WHAT we witnessed in Limerick wasn't the death of a European super-power or indeed a rugby province in decline. However, what we did see was a Munster team in transition, one which will -- of necessity -- change even more when a new head coach is appointed in the coming weeks.
What Munster is experiencing at the moment, while painful, is part of the cycle and natural course of events over time.
Whatever the code, great teams have great times before they falter and have to re-invent themselves. That is the challenge for Munster now.
They have, in my view, already got the right man in Anthony Foley in the right position with responsibility for the forwards. Foley may well get the nod to become the chief but, for me, it would be a major move too early for province and coach alike.
Whoever eventually succeeds Tony McGahan, there are problems to be addressed.
Up front, there is some serious material with which to work. Munster will never want for the right stuff from numbers one to eight and, in the likes of Mike Sherry, Donnacha Ryan, Peter O'Mahony, Tommy O'Donnell and James Coughlan, a new generation is already in place.
Behind the scrum, however, there are very real issues to address, extending from half-back out.
I admire Ronan O'Gara's self-belief in his assertion that he would continue to play until he is 38 but what does that say about underage/academy back-up in the province? O'Gara is still clearly the main man to nurse the emerging generation through, but he also needs to be pushed.
In Conor Murray and O'Gara, Munster have the pairing in place for next season at least, but beyond that -- aside from Keith Earls and Simon Zebo -- alarm bells should be ringing.
Right now, Munster lack pace, balance, creativity and savvy in attack. When Munster rugby was at its best, it operated on the twin-prong bludgeon-and-rapier principle in midfield whereby a Rob Henderson or Trevor Halstead combined with a Mikey Mullins or a Rua Tipoki to most prudent attacking effect.
Right now, Lifeimi Mafi alongside Earls is much too light-weight and far too easily read.
There are times in the white heat of battle when bashing down the door is every bit as prudent as picking at the lock. To that end, the pending arrival of James Downey from Franklin's Gardens can't happen quickly enough, with Earls, wearing 13, set to be the instant beneficiary.
Of the current back-three, Zebo is by far the most assured. Denis Hurley and Felix Jones ooze honesty but one lacks the pace essential at this level (although I would argue that Hurley could perform the Jamie Roberts-type carrier role were he developed as such at inside-centre), while the other is consistently wasting energy needlessly in certain areas of the field.

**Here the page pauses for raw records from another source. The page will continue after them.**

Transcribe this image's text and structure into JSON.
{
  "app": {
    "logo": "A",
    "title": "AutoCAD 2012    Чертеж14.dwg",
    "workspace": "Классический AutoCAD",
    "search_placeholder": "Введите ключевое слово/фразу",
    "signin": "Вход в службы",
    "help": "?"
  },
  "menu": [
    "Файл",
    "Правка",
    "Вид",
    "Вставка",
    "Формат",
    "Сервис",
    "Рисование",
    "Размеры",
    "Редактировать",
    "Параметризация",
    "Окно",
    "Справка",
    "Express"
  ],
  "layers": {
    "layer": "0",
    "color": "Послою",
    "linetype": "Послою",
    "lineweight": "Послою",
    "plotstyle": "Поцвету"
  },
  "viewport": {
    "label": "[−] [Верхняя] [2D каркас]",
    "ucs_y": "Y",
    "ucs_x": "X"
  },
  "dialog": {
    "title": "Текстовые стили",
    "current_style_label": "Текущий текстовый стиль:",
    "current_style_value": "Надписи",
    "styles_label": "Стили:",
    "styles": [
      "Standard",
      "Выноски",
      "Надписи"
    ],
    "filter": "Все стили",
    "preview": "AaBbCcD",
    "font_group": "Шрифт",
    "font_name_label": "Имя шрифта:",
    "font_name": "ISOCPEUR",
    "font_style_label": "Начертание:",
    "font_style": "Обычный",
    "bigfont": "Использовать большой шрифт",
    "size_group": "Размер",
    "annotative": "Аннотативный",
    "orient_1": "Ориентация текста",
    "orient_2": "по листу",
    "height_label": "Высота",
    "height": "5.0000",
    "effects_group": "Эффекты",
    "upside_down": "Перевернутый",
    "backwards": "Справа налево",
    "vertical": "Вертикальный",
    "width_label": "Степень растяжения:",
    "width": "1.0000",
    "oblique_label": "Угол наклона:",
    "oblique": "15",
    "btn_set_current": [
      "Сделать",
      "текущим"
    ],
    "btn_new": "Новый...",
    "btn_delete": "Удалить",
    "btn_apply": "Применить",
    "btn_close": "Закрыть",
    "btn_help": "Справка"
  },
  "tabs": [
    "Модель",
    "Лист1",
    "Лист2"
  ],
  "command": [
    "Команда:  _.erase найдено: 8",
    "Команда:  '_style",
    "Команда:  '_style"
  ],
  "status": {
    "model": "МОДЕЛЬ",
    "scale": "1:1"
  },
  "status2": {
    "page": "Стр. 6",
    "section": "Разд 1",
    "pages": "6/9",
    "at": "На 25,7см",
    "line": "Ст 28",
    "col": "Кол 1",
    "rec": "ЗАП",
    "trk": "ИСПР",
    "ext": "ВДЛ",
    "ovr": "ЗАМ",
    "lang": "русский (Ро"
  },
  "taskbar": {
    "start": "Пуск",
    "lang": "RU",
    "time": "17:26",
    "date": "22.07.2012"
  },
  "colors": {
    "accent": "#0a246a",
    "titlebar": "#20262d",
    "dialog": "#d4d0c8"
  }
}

Jones has the potential to be a very effective full-back at this level but right now he needs someone like Shaun Payne to take him aside and point out the futility of getting involved at the breakdown.
The full-back was, and still is, the most potent attacking weapon in rugby if sensibly deployed. A fit-again Dougie Howlett on the right, with Zebo on the left and a more tactically astute Jones at full-back, certainly excites, but it necessitates the full-back re-assessing his tactical priorities.
As for Ulster, it was a magical performance and a statement of intent. As we witnessed at Lansdowne Road back in 1999, the potential support for the province is massive and at least on a par with the big two. It is great news for Ulster and great news for Irish rugby.
Craig Gilroy did his future prospects at the highest level no harm with Sunday's brilliant try but it didn't need that. Both he and replacement scrum-half Paul Marshall are already international-class players in the making.
At Lansdowne, where Leinster were at times mesmeric, Rob Kearney and Jonny Sexton were at the heart of it. Some will point to inadequacies in the Cardiff defence but if you want self-belief and precision in clinical execution then what we witnessed last Saturday was a Joe Schmidt masterclass.
Here I echo the sentiments expressed by colleague Hugh Farrelly in these pages yesterday that the New Zealander be enlisted to return to his homeland this summer, alongside Les Kiss, charged with responsibility for the Ireland backs.
Kiss and Schmidt would make for the dream team in combining defence with attack and I know it would have the most positive impact on each and every player chosen to travel.
It would also introduce Schmidt to the Test think-tank and I cannot think of anyone better qualified than the former Clermont Auvergne backline wizard to take on that task in the interim and -- depending how it goes -- perhaps on a longer-term arrangement.
Of all the overseas coaching expertise to come our way, it is the Schmidt modus operandi that has impressed me the most.
While we have him in our midst, we should maximise that presence to the full.